Even parts of SMB where Elder Bhagwat should have shown up, such as communication and a good relationships with teammates, he didn’t. SMB’s new teammates played a different ballgame than the people Elder Bhagwat was used to. More businesslike, less nice, less caring of efforts, less egalitarian.
August 2011: On weekends and evenings, I would wonder if I should still be Elder Bhagwat – after all, he didn’t seem terribly useful during the week. And being a Sunday Christian didn’t appeal to me.
So was it just time to say “screw it”, ditch Elder Bhagwat, and turn into SMB?
SMB was fairly familiar -- kind of like Sam. But he was less nice, more thrill- and status-seeking, and certainly far less religious.
I thought so at one point. But I changed my mind.
I wish I could say that I was struck down by an angel, or saw a risen Christ on the road to Damascus, or was reborn in one moment.
But it was more of a process. Looking back, I see six main parts.
First, I realized SMB wasn’t very happy. (Though a skeptic would say I simply hadn’t yet learned to fill the shoes).
Second, I remembered a big reason why I had joined the Church and become Elder Bhagwat in the first place. Because I really really really want to have a happy family, and loved the language of eternal family as I heard the words, along with all it entailed. SMB was not helping me get there.
Third, I looked back beyond my recent dearth of spiritual experiences, to remember those I once had.
Fourth, I resolved my internal tensions in Part VI.
Fifth, I made up my mind, then made up a goal and clung to it. A good friend, the sister of my girlfriend in high school, was getting married in the temple in December in Michigan. I made up my mind that I was going to be there, and stay temple worthy in the meantime. When that passed, I found other reasons.
Six, in March, I quit my job, the main generator of SMB, and found a different job where Elder Bhagwat and Sam could again be united. I was lucky in this.
With a little help from my friends.
A letter from my friend, the above Hermana, arrived at a really, really opportune time.
I ignored my roommates’ questions, but a “where have you been?” from a friend in church was more effective.
I got called as the assistant executive secretary, and took the meeting minutes for bishopric meeting. I had a purpose for being in church again.
This entry feels like the end of this series. Or at least the beginning of the end.
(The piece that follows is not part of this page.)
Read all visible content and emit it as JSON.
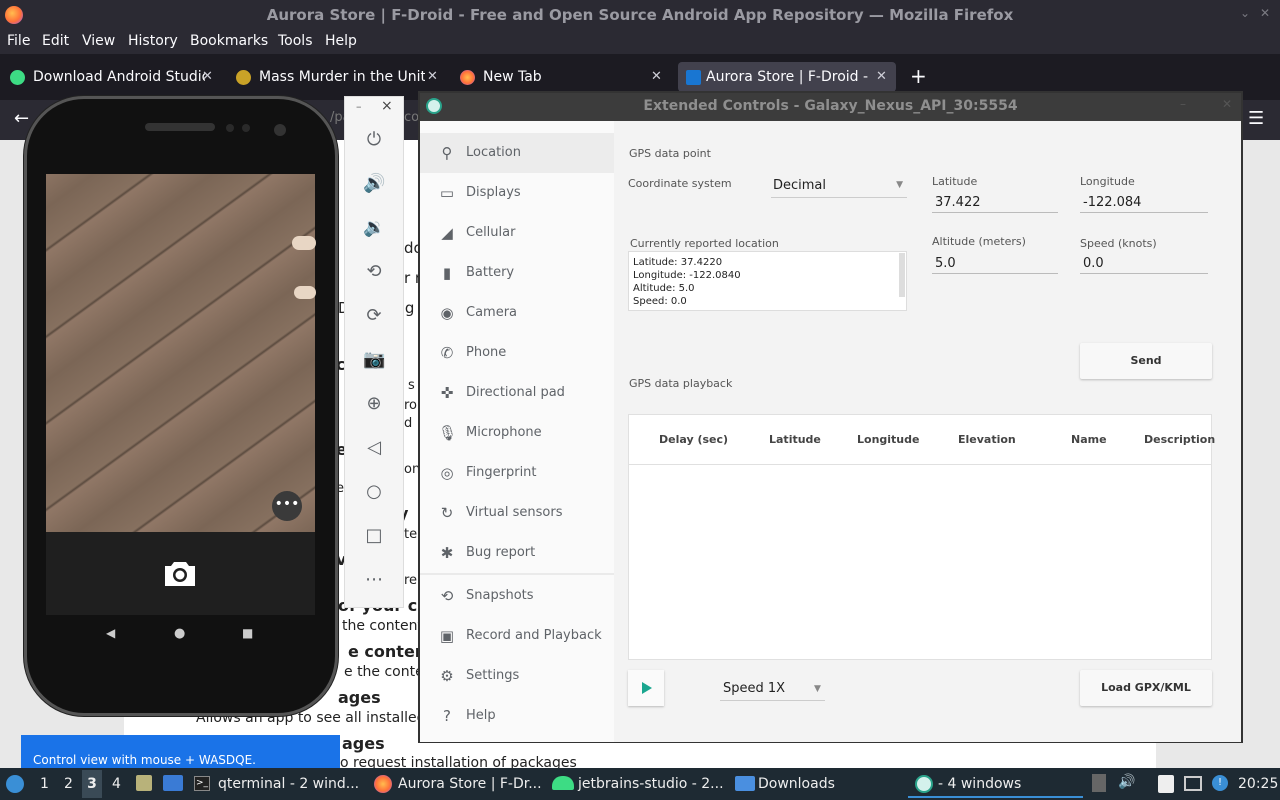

I guess I'm not necessarily writing everything in order. I could, and should, probably expand on the six things that happened. I probably will. Some are more tied up than others.